Danielle Morrill created an awesome term a few weeks back – Zombie Startups – in a post about how to know if your own startup is a zombie. I’ve been using this highly-evocative term with candidates since I read this, and in doing so, realized I needed a way of helping a potential (or current) employee evaluate if the startup she’s looking at is a zombie.
Seattle has its share of zombie startups – companies that it just doesn’t seem like are going anywhere – and engineers should know what they might be getting into. Here’s a two-question way.
1. Is the metric that matters moving?
Let’s break this down.
- (The) Metric: something objective and measurable – the one thing the company’s leadership is looking at. There should be one, and each person should be able to articulate clearly what it is.
- Matters: the metric should be important and be recognizable to outsiders. I tend to be partial to a metric that’s directly connected to revenue (Average Revenue per User, Number of paying customers, etc.) or where revenue is a first-order derivative (like unique users for a consumer startup aiming for advertising revenue). I’m much more skeptical of metrics where you have to draw a flow chart to see how it turns into money (Facebook likes) or metrics that nobody in the outside world would care about.
- Moving: a high-growth, consistent pattern. Danielle suggests 10% week over week, but not every week; the Hacker News thread quibbled with that value, but the overall goal is the same.
If you’re evaluating joining or staying at a startup, you need a very clear answer to every part of this question.
If the answer is no, you’re almost certainly at a zombie. You need to go to question 2.
2. If not, why do you believe that it will change?
Maybe the company just started, in which case there’s no metric to measure. Maybe the company tried one thing and it didn’t work, and they’re already on to their next thing: Groupon started to improve online fundraising. Maybe things aren’t working yet, but the leaders are hustling in every way they can think of to try to make something happen: Pinterest’s first year was crazy tough. Giant Thinkwell didn’t make it: I’m certainly hoping Haiku Deck does. All these things are possible, but the default answer is probably not.

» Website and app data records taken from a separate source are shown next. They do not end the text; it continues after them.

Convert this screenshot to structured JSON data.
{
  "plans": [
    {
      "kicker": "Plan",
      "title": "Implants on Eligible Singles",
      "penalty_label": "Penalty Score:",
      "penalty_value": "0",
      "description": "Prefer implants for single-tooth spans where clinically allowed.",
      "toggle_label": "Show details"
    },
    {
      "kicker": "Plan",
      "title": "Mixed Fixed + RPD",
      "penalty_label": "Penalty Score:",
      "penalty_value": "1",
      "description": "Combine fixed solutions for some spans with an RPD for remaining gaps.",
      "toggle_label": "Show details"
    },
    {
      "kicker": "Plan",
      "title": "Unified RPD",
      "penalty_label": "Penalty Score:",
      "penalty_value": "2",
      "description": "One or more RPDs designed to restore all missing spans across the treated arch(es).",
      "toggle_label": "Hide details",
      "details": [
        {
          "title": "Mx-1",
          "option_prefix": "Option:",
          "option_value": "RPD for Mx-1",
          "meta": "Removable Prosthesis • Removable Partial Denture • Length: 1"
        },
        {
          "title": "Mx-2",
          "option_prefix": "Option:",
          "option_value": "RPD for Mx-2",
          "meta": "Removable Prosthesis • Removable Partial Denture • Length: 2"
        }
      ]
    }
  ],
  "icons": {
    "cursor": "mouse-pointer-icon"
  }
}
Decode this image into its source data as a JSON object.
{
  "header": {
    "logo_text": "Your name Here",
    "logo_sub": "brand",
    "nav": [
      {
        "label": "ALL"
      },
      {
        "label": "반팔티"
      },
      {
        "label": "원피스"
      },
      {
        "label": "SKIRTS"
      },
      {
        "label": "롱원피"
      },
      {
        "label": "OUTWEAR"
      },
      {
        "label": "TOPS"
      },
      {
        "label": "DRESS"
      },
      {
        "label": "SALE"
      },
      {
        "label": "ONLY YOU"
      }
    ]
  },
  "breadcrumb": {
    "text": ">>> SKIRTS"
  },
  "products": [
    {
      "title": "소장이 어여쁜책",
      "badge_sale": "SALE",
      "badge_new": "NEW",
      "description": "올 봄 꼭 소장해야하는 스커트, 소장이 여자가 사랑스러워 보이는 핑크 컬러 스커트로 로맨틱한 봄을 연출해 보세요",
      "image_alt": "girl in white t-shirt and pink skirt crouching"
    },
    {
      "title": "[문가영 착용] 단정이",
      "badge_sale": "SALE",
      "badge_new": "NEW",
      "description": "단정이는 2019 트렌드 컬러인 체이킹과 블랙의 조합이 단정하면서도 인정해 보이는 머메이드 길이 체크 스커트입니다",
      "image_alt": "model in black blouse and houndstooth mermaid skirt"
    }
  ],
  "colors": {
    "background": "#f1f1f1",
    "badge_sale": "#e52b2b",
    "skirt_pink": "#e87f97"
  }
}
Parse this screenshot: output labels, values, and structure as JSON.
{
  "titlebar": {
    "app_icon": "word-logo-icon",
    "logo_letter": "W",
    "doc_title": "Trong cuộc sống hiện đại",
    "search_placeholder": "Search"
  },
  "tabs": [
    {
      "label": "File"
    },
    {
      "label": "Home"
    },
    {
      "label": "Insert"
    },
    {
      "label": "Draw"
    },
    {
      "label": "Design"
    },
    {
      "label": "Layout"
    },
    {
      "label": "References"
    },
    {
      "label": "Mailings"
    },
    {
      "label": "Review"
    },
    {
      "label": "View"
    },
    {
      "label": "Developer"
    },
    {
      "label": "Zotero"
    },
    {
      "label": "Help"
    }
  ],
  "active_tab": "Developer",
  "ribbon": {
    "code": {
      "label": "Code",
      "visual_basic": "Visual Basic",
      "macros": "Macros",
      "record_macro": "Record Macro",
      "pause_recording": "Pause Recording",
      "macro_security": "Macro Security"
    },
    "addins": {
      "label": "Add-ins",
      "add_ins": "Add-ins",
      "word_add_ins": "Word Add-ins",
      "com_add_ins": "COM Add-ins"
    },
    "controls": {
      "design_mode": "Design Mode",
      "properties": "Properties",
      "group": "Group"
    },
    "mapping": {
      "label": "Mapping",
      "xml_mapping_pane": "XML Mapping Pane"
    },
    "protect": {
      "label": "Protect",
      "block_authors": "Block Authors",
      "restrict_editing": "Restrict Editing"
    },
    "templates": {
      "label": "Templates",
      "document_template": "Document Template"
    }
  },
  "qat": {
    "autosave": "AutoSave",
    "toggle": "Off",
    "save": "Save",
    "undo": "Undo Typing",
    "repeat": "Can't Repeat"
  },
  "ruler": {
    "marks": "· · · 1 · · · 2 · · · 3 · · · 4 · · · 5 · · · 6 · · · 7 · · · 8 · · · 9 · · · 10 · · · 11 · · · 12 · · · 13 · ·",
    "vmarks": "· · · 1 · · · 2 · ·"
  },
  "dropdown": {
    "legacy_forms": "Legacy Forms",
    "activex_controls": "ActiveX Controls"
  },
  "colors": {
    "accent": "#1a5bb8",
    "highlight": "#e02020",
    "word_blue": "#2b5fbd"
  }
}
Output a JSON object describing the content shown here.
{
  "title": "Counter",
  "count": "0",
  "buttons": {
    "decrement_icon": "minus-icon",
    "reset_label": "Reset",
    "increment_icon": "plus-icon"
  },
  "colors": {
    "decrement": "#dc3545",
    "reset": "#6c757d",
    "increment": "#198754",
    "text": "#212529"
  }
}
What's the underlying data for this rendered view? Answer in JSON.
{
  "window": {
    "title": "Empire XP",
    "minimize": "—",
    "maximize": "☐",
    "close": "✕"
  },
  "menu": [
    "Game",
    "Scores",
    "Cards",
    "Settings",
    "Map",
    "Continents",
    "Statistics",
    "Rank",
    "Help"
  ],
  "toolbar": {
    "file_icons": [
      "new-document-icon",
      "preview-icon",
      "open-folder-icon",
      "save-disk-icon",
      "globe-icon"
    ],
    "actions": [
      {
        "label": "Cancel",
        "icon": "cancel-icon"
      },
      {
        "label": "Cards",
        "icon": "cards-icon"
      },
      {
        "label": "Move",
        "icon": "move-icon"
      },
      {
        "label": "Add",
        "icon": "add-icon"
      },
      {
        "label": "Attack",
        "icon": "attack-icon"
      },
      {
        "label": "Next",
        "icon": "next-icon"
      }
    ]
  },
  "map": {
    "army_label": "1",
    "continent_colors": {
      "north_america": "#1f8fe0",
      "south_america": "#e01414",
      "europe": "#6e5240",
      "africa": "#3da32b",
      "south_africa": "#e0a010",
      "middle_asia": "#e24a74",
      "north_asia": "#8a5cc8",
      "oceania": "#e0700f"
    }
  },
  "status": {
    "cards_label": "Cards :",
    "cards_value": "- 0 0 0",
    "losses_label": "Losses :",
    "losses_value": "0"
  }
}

So if you want to move the company you’re looking at into this group, find something that you can really attach to.
- Be able to tell the “how we avoid zombie status” story as well as anyone else at the company, and want to tell your most-talented-they-should-work-here-too friends about it.
- See “optimistic desperation” from the leaders – optimism rather than infighting to try to get it to work, desperation where you know they will do absolutely anything – and now! – to make it successful. “Another product planning offsite” does not count.
It’s my strong belief (read: not backed up by any data) that the longer a startup has been in this stage, and the more times it’s tried to maneuver, the lower the chances it will get there. A year isn’t that long; three years is.
That’s it: a simple, two-stage set of questions you need to ask to figure out if this startup is right for your investment (of time and opportunity). Good luck!
P.S. Another plug for Danielle Morrill’s blog – well-informed, strong opinions written clearly and concisely. I skip over the funding announcements, but the commentary is just killing it. Between her work, JCSV, and Stratechery, there’s a lot of new fun stuff to read again, and to add to my Newsblur – another piece of software with strong opinions, built with love and desperation.